→ Task directions
The answer should be each line of the records that contains the word "digit"; please copy them all.

Records from a dataset:
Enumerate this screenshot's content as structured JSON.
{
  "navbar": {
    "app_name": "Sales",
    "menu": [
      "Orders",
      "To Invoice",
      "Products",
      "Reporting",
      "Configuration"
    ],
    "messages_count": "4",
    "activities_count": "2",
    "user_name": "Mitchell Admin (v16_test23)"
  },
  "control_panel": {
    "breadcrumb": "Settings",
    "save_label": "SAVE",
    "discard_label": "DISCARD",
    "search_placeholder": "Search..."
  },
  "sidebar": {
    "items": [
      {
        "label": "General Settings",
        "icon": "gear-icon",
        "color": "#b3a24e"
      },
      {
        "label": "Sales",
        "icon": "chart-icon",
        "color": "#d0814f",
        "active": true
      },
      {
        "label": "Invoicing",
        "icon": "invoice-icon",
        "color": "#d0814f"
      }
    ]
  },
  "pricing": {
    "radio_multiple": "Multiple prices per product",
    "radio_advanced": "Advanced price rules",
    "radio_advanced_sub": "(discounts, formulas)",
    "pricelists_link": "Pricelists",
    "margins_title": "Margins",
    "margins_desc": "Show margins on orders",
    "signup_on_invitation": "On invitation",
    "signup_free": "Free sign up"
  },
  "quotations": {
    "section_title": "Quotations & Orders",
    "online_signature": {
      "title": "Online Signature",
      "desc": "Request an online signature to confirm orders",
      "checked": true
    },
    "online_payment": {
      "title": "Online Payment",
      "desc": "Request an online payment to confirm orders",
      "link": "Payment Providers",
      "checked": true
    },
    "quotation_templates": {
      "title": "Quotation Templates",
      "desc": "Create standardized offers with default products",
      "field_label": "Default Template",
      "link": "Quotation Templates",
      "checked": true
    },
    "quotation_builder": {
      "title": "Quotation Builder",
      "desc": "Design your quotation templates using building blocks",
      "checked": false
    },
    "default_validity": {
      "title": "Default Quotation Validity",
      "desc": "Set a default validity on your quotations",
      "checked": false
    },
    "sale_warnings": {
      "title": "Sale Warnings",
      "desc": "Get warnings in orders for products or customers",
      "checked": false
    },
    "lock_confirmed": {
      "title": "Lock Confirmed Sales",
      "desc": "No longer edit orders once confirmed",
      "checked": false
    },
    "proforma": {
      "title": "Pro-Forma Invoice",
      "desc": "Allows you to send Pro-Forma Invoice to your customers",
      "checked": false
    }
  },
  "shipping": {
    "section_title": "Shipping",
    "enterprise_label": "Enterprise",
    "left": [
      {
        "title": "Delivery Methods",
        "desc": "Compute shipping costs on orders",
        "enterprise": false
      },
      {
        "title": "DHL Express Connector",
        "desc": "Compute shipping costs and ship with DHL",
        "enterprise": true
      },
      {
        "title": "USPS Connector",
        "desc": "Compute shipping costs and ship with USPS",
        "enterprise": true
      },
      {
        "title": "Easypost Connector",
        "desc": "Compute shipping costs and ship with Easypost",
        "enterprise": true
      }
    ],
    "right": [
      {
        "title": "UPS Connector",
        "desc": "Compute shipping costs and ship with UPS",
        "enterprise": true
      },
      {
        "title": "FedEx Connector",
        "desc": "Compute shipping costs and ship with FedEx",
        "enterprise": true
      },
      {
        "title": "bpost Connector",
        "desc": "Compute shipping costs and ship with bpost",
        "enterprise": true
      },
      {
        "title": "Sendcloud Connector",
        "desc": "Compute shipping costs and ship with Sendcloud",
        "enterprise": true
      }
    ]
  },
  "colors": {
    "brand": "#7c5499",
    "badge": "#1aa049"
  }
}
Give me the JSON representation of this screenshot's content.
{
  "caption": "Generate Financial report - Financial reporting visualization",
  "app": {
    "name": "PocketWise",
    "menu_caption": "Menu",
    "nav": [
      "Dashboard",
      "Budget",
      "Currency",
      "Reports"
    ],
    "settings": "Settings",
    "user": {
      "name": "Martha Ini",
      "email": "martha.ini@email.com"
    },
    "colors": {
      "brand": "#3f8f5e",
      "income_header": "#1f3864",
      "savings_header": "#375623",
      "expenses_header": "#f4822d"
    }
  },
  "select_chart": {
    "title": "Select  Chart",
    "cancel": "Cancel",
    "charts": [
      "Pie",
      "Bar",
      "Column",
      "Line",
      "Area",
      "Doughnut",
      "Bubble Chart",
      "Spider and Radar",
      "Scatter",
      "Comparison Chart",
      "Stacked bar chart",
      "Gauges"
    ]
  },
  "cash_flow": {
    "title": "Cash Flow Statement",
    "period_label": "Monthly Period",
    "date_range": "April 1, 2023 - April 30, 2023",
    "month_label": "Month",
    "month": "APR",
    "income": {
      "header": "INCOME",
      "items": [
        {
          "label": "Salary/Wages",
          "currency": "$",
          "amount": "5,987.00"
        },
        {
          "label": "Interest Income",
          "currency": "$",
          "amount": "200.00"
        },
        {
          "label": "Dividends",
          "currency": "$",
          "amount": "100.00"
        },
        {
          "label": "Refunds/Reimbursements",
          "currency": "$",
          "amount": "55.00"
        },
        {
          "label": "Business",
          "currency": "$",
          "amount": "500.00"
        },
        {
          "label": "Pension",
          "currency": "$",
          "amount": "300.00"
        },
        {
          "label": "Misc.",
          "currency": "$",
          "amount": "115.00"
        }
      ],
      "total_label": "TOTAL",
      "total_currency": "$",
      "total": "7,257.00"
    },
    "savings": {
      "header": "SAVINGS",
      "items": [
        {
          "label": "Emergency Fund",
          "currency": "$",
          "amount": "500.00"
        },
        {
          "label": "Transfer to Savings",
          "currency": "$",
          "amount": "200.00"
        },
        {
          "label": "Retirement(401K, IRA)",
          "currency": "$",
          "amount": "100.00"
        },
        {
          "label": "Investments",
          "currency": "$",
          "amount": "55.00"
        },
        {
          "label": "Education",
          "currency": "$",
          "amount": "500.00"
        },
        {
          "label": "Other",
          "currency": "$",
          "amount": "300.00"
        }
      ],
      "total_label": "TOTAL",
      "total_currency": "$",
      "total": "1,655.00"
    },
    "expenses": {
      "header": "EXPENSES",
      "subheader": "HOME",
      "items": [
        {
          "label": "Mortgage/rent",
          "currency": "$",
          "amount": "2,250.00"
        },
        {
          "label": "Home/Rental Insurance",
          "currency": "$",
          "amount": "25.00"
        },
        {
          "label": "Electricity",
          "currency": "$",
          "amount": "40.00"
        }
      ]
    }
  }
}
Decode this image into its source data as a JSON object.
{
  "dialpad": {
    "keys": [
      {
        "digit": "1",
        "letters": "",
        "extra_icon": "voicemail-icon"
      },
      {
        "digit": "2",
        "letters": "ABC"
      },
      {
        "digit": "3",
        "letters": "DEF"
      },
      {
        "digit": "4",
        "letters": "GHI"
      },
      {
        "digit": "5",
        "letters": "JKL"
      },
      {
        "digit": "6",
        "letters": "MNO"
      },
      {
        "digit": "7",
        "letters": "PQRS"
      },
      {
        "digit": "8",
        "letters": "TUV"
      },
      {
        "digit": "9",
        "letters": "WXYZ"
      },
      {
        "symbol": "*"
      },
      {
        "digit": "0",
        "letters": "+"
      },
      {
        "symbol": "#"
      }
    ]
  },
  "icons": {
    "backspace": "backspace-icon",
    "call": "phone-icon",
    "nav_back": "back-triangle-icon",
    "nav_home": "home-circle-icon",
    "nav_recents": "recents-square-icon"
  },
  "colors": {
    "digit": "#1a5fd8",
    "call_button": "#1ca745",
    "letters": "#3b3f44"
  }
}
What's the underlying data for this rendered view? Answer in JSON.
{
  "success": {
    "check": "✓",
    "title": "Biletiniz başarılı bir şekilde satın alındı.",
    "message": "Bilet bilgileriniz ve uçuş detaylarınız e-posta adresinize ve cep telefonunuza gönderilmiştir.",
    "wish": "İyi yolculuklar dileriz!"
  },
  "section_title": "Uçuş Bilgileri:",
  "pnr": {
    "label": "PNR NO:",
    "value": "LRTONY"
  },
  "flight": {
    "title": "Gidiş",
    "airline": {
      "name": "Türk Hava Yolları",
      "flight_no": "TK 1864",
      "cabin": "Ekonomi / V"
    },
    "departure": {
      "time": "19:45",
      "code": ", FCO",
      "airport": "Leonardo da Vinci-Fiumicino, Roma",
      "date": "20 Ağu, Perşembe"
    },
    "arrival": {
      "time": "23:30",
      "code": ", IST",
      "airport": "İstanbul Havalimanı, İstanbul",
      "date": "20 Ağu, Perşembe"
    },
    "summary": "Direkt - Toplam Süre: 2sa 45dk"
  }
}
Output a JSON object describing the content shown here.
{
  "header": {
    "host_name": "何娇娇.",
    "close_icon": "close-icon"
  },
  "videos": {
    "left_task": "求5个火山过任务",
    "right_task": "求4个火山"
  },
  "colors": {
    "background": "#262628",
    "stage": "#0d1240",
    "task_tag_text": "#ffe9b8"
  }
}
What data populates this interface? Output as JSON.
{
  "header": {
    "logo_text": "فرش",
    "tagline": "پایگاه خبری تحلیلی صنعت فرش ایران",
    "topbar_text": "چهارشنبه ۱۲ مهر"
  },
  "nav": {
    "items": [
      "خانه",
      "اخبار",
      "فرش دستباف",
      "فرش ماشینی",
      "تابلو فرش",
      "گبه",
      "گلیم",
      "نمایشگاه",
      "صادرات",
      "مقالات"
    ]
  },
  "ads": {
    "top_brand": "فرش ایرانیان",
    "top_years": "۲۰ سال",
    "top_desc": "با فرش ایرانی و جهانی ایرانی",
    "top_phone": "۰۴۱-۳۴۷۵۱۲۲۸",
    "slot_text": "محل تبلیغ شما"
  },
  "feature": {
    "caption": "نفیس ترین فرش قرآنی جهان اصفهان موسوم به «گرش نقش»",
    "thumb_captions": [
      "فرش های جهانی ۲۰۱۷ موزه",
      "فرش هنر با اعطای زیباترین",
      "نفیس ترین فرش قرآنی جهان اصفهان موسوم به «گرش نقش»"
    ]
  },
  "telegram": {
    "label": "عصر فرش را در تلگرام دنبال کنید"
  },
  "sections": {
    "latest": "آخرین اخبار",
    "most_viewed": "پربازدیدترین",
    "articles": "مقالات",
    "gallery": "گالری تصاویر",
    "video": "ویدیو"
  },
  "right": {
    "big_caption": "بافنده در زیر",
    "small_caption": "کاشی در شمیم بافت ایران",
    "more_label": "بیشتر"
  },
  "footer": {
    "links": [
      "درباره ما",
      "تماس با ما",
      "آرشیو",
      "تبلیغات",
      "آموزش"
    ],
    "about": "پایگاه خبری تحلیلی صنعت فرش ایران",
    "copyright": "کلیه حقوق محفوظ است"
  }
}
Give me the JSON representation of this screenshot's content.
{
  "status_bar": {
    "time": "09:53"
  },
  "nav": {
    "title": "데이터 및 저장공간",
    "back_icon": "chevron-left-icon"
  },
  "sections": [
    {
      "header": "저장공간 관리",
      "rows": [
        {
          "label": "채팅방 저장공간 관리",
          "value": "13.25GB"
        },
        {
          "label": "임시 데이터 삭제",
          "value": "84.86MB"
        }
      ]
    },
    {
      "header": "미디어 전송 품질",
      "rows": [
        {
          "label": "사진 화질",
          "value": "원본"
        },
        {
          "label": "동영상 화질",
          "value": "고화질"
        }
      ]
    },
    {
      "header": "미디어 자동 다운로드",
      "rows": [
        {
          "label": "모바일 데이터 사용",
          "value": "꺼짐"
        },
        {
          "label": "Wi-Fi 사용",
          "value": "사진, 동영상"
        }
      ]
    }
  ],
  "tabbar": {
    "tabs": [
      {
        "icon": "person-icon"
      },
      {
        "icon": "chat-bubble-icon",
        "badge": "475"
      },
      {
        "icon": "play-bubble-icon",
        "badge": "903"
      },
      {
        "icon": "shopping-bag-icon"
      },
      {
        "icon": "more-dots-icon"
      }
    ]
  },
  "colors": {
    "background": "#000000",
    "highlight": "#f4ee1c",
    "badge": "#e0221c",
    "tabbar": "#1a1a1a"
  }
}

→ Answer
        "digit": "1",
        "digit": "2",
        "digit": "3",
        "digit": "4",
        "digit": "5",
        "digit": "6",
        "digit": "7",
        "digit": "8",
        "digit": "9",
        "digit": "0",
    "digit": "#1a5fd8",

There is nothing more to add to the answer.